Australia has unveiled a massive joint plan with other superpowers to aid a region in a move that critics say will reduce China’s influence.
A massive plan to build an underwater Internet cable system to boost Internet speeds in the Pacific has been unveiled, with Australia joining the US and Japan to help the region after the severe economic impacts brought on by the pandemic. can get help.
“The proposed undersea cable will provide faster, higher quality and more reliable and secure communications to approximately 100,000 people in the three countries,” a joint statement from the three governments said.
“This will support increased economic growth, boost growth opportunities and help improve living standards as the region recovers from the severe effects of COVID-19.”
Australian Foreign Minister Maris Payne declared that the development was “more than an infrastructure investment” after securing deals with US and Japan counterparts.
“It represents an enduring partnership to deliver practical and meaningful solutions at a time of unprecedented economic and strategic challenges in our region,” the ministers said.
“This project builds on the strong foundation of trilateral cooperation in the Indo-Pacific between Australia, Japan and the United States.”
The plan is also seen as a direct response to Chinese influence in the region. According to Jonathan Pryke, director of the Lowy Institute’s Pacific Islands Program, Australia stepped in and offered Pacific countries a “better deal” as concerns grew over a deal signed by the Solomon Islands government with Chinese telecommunications giant Huawei in 2016. Went.
Critics have doubted China’s intentions, speculating that the cable laid by China could compromise security in the region and could even potentially be used for espionage.
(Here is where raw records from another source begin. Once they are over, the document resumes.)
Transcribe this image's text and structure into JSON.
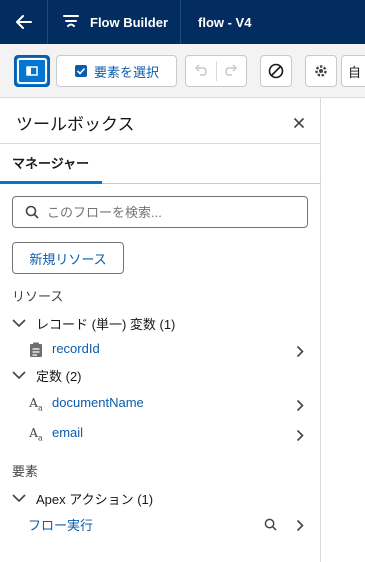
{
  "header": {
    "app_name": "Flow Builder",
    "flow_title": "flow - V4"
  },
  "toolbar": {
    "select_elements_label": "要素を選択",
    "auto_label": "自"
  },
  "panel": {
    "title": "ツールボックス",
    "tabs": [
      {
        "label": "マネージャー",
        "active": true
      }
    ],
    "search_placeholder": "このフローを検索...",
    "new_resource_label": "新規リソース",
    "resources_heading": "リソース",
    "elements_heading": "要素",
    "groups": {
      "record_variables": "レコード (単一) 変数 (1)",
      "constants": "定数 (2)",
      "apex_actions": "Apex アクション (1)"
    },
    "items": {
      "recordId": "recordId",
      "documentName": "documentName",
      "email": "email",
      "flow_execute": "フロー実行"
    }
  },
  "colors": {
    "header_bg": "#032d60",
    "accent": "#0176d3",
    "link": "#0b5cab"
  }
}
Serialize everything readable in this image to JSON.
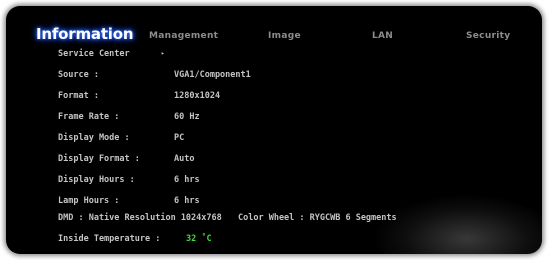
{
  "tabs": [
    {
      "label": "Information"
    },
    {
      "label": "Management"
    },
    {
      "label": "Image"
    },
    {
      "label": "LAN"
    },
    {
      "label": "Security"
    }
  ],
  "service_center": {
    "label": "Service Center",
    "arrow": "▸",
    "arrow_icon": "triangle-right-icon"
  },
  "info": {
    "source": {
      "label": "Source :",
      "value": "VGA1/Component1"
    },
    "format": {
      "label": "Format :",
      "value": "1280x1024"
    },
    "frame_rate": {
      "label": "Frame Rate :",
      "value": "60 Hz"
    },
    "display_mode": {
      "label": "Display Mode :",
      "value": "PC"
    },
    "display_format": {
      "label": "Display Format :",
      "value": "Auto"
    },
    "display_hours": {
      "label": "Display Hours :",
      "value": "6 hrs"
    },
    "lamp_hours": {
      "label": "Lamp Hours :",
      "value": "6 hrs"
    },
    "dmd": "DMD : Native Resolution 1024x768",
    "color_wheel": "Color Wheel : RYGCWB 6 Segments",
    "inside_temperature": {
      "label": "Inside Temperature :",
      "value": "32 ˚C"
    }
  },
  "colors": {
    "background": "#000000",
    "active_tab_glow": "#2a5cff",
    "text": "#c4c4c4",
    "temperature": "#3fdc3f"
  }
}
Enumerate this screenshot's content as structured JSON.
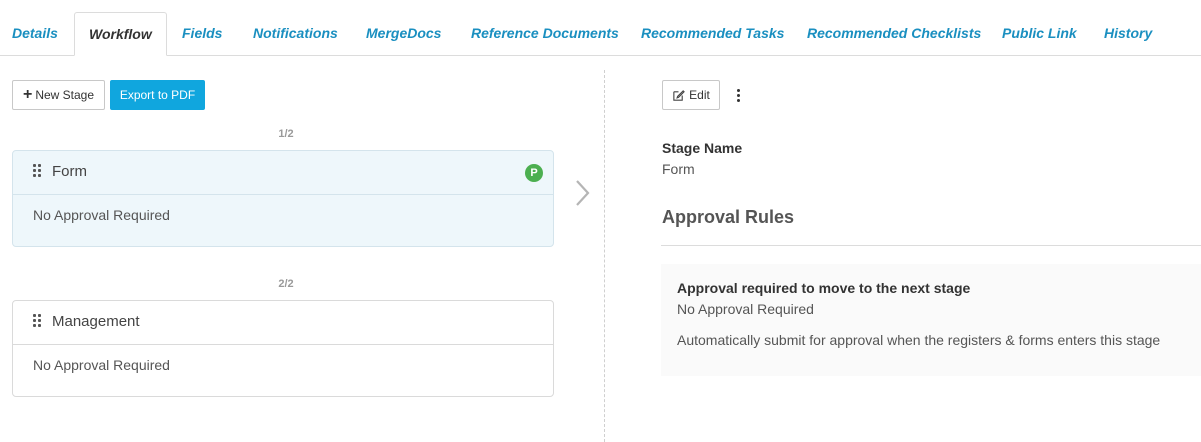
{
  "tabs": [
    {
      "label": "Details",
      "active": false
    },
    {
      "label": "Workflow",
      "active": true
    },
    {
      "label": "Fields",
      "active": false
    },
    {
      "label": "Notifications",
      "active": false
    },
    {
      "label": "MergeDocs",
      "active": false
    },
    {
      "label": "Reference Documents",
      "active": false
    },
    {
      "label": "Recommended Tasks",
      "active": false
    },
    {
      "label": "Recommended Checklists",
      "active": false
    },
    {
      "label": "Public Link",
      "active": false
    },
    {
      "label": "History",
      "active": false
    }
  ],
  "toolbar": {
    "new_stage_label": "New Stage",
    "export_label": "Export to PDF"
  },
  "stages": [
    {
      "counter": "1/2",
      "name": "Form",
      "approval": "No Approval Required",
      "badge": "P",
      "selected": true
    },
    {
      "counter": "2/2",
      "name": "Management",
      "approval": "No Approval Required",
      "selected": false
    }
  ],
  "detail": {
    "edit_label": "Edit",
    "stage_name_label": "Stage Name",
    "stage_name_value": "Form",
    "approval_rules_heading": "Approval Rules",
    "approval_required_label": "Approval required to move to the next stage",
    "approval_required_value": "No Approval Required",
    "auto_submit_text": "Automatically submit for approval when the registers & forms enters this stage"
  },
  "colors": {
    "tab_link": "#1a8fc0",
    "primary_button": "#10a6de",
    "badge": "#4caf50",
    "selected_card": "#eef7fb"
  },
  "icons": [
    "plus-icon",
    "drag-handle-icon",
    "chevron-right-icon",
    "edit-icon",
    "more-vertical-icon"
  ]
}
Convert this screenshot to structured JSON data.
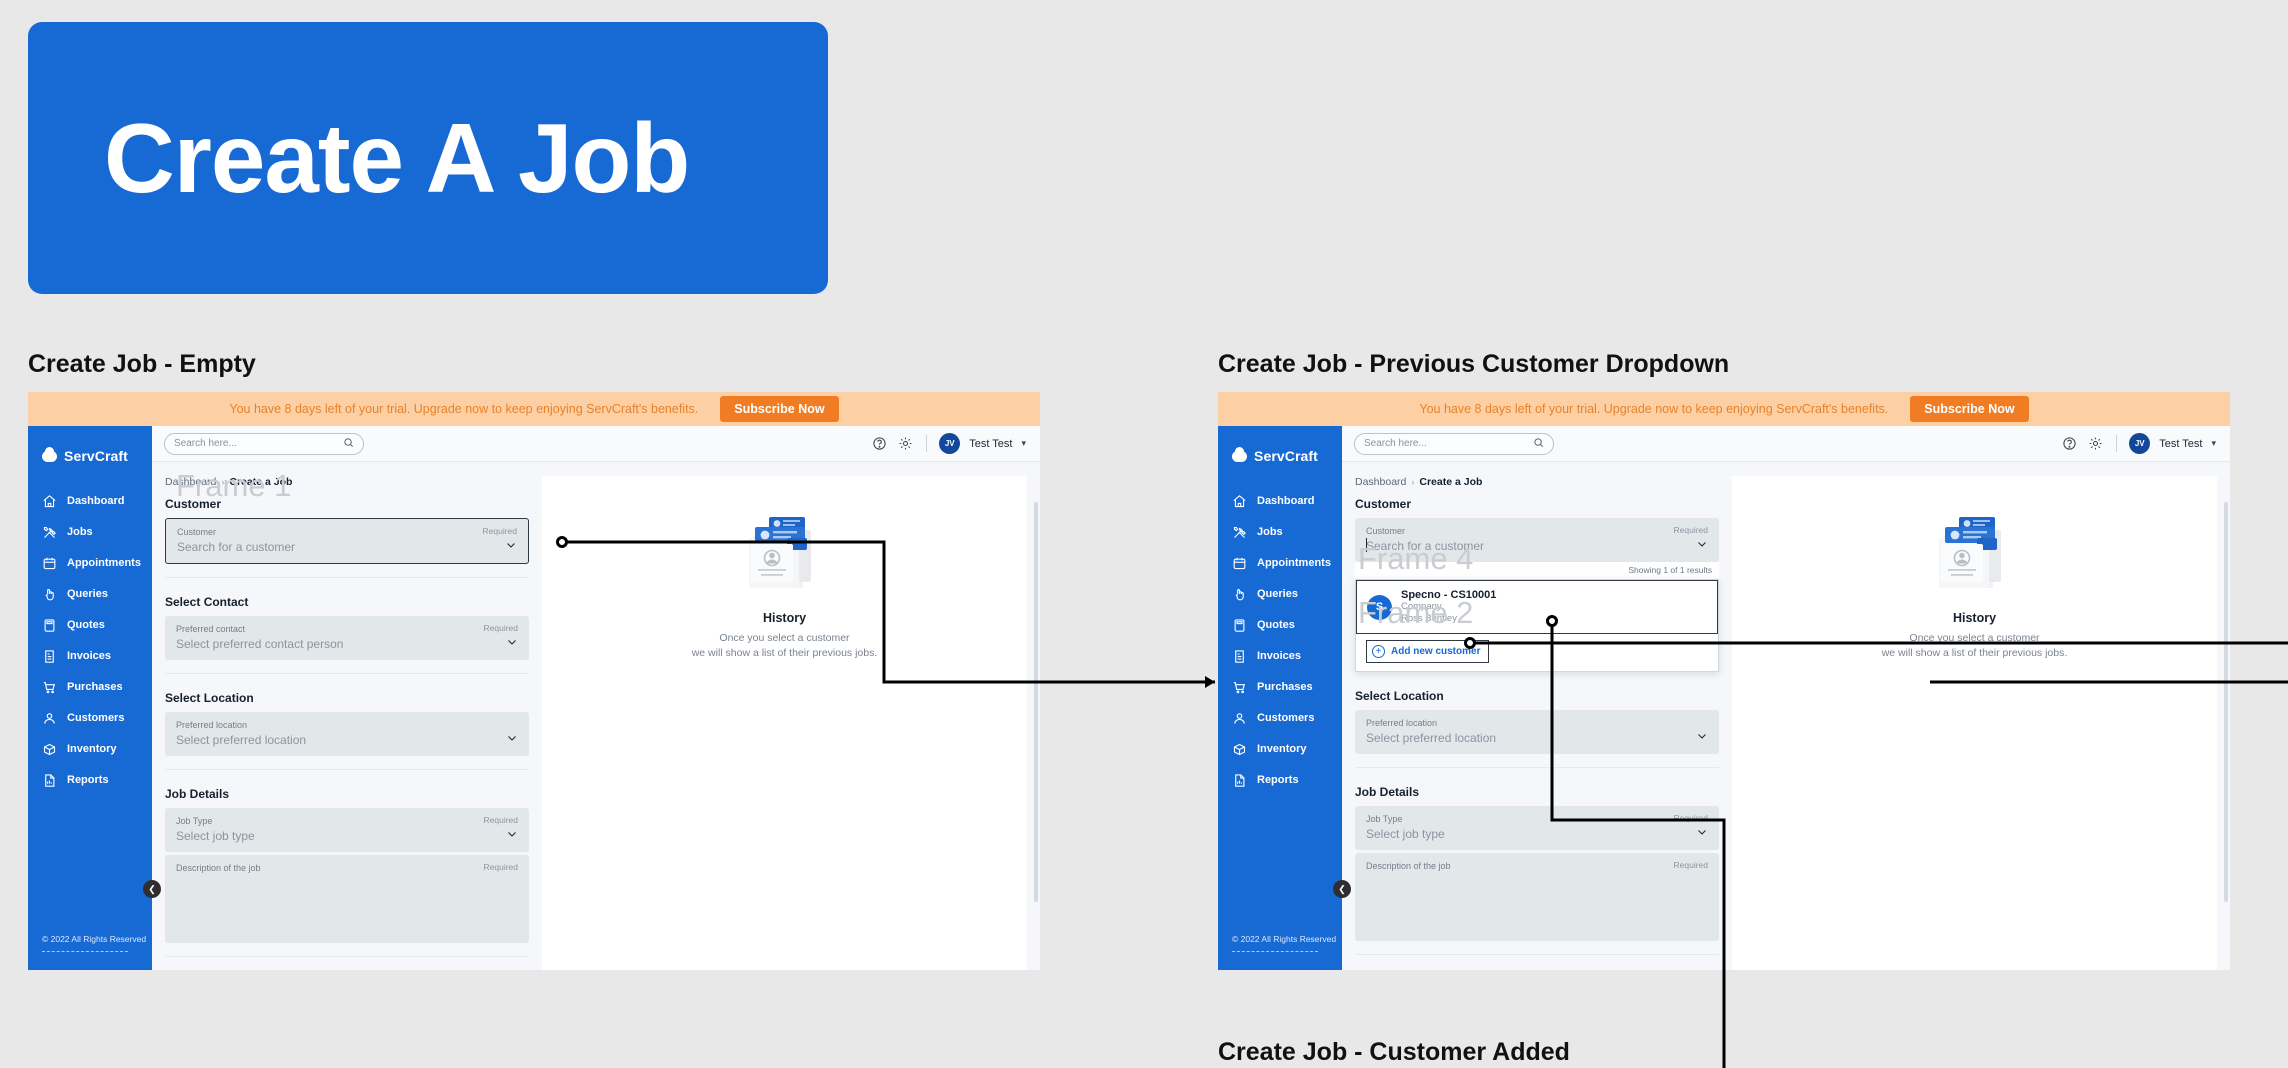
{
  "hero": {
    "title": "Create A Job"
  },
  "captions": {
    "frame1": "Create Job - Empty",
    "frame2": "Create Job - Previous Customer Dropdown",
    "frame3": "Create Job - Customer Added"
  },
  "watermarks": {
    "frame1": "Frame 1",
    "frame4": "Frame 4",
    "frame2": "Frame 2"
  },
  "colors": {
    "brand_blue": "#1769d4",
    "banner_bg": "#fcd0a4",
    "banner_text": "#e8822a",
    "subscribe_btn": "#f07c24",
    "field_bg": "#e2e7ea",
    "page_bg": "#e8e8e8"
  },
  "banner": {
    "text": "You have 8 days left of your trial. Upgrade now to keep enjoying ServCraft's benefits.",
    "cta": "Subscribe Now"
  },
  "sidebar": {
    "brand": "ServCraft",
    "brand_logo_icon": "cloud-icon",
    "copyright": "© 2022 All Rights Reserved",
    "collapse_icon": "chevron-left-icon",
    "items": [
      {
        "label": "Dashboard",
        "icon": "home-icon"
      },
      {
        "label": "Jobs",
        "icon": "tools-icon"
      },
      {
        "label": "Appointments",
        "icon": "calendar-icon"
      },
      {
        "label": "Queries",
        "icon": "hand-pointer-icon"
      },
      {
        "label": "Quotes",
        "icon": "calculator-icon"
      },
      {
        "label": "Invoices",
        "icon": "invoice-icon"
      },
      {
        "label": "Purchases",
        "icon": "cart-icon"
      },
      {
        "label": "Customers",
        "icon": "user-icon"
      },
      {
        "label": "Inventory",
        "icon": "box-icon"
      },
      {
        "label": "Reports",
        "icon": "report-icon"
      }
    ]
  },
  "topbar": {
    "search_placeholder": "Search here...",
    "search_value": "",
    "search_icon": "search-icon",
    "help_icon": "help-circle-icon",
    "settings_icon": "gear-icon",
    "avatar_initials": "JV",
    "user_name": "Test Test",
    "caret_icon": "chevron-down-icon"
  },
  "breadcrumb": {
    "root": "Dashboard",
    "separator": "›",
    "current": "Create a Job"
  },
  "form": {
    "sections": {
      "customer": "Customer",
      "select_contact": "Select Contact",
      "select_location": "Select Location",
      "job_details": "Job Details"
    },
    "required_label": "Required",
    "fields": {
      "customer": {
        "label": "Customer",
        "placeholder": "Search for a customer"
      },
      "contact": {
        "label": "Preferred contact",
        "placeholder": "Select preferred contact person"
      },
      "location": {
        "label": "Preferred location",
        "placeholder": "Select preferred location"
      },
      "job_type": {
        "label": "Job Type",
        "placeholder": "Select job type"
      },
      "description": {
        "label": "Description of the job",
        "placeholder": ""
      }
    }
  },
  "dropdown": {
    "results_meta": "Showing 1 of 1 results",
    "result": {
      "avatar_initial": "S",
      "name": "Specno - CS10001",
      "type": "Company",
      "contact": "Ross Bentley"
    },
    "add_new_label": "Add new customer",
    "add_new_icon": "plus-circle-icon"
  },
  "history": {
    "title": "History",
    "line1": "Once you select a customer",
    "line2": "we will show a list of their previous jobs.",
    "illustration_icon": "job-cards-illustration"
  }
}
Chinese officials have denied this claim.
“This was seen as a red line that Australia would not cross and so we jumped in with a better deal, providing the cable as a grant that would be implemented with a procurement partner of Australia’s choosing – Which will not be Chinese,” said Mr. Pryke said via ABC.
In response to the Huawei deal, Australia paid for most of the Coral Sea cable, which connects Port Moresby in Papua New Guinea and Honiara in the Solomon Islands to Sydney’s hubs.
According to ABC, the Huawei Marine contract would “lay a cable between Honiara and Sydney, which would mean Chinese hardware was connected to the backbone of Australia’s domestic Internet infrastructure”. That deal has reportedly cost Australia $137 million.
Dr Amanda Watson of the Australian National University has helped map cable projects in the Asia-Pacific region in an effort to increase bandwidth in remote island nations. However, it is not a 100 percent guarantee that the new move will reduce prices for the three target countries.
“It is not guaranteed that this will reduce Internet prices or improve speeds because there are other factors at play, such as competition in the market, other costs of operating in those markets, and so on,” Dr. Watson told ABC.
“We can’t say with certainty what will happen in those places in relation to the prices consumers pay, or even the speed they will experience.
“Although I would say that the geopolitical situation would likely have come to the mind of decision makers in Australia, the United States and Japan when they were coming up with the deal to have a tripartite partnership to fund it themselves.”
Early estimates estimated that the newly installed cable would take about 18 months to carry data between Pacific countries.
“It’s going to require some additional work for at least one telecommunications company to get involved,” Dr Watson said.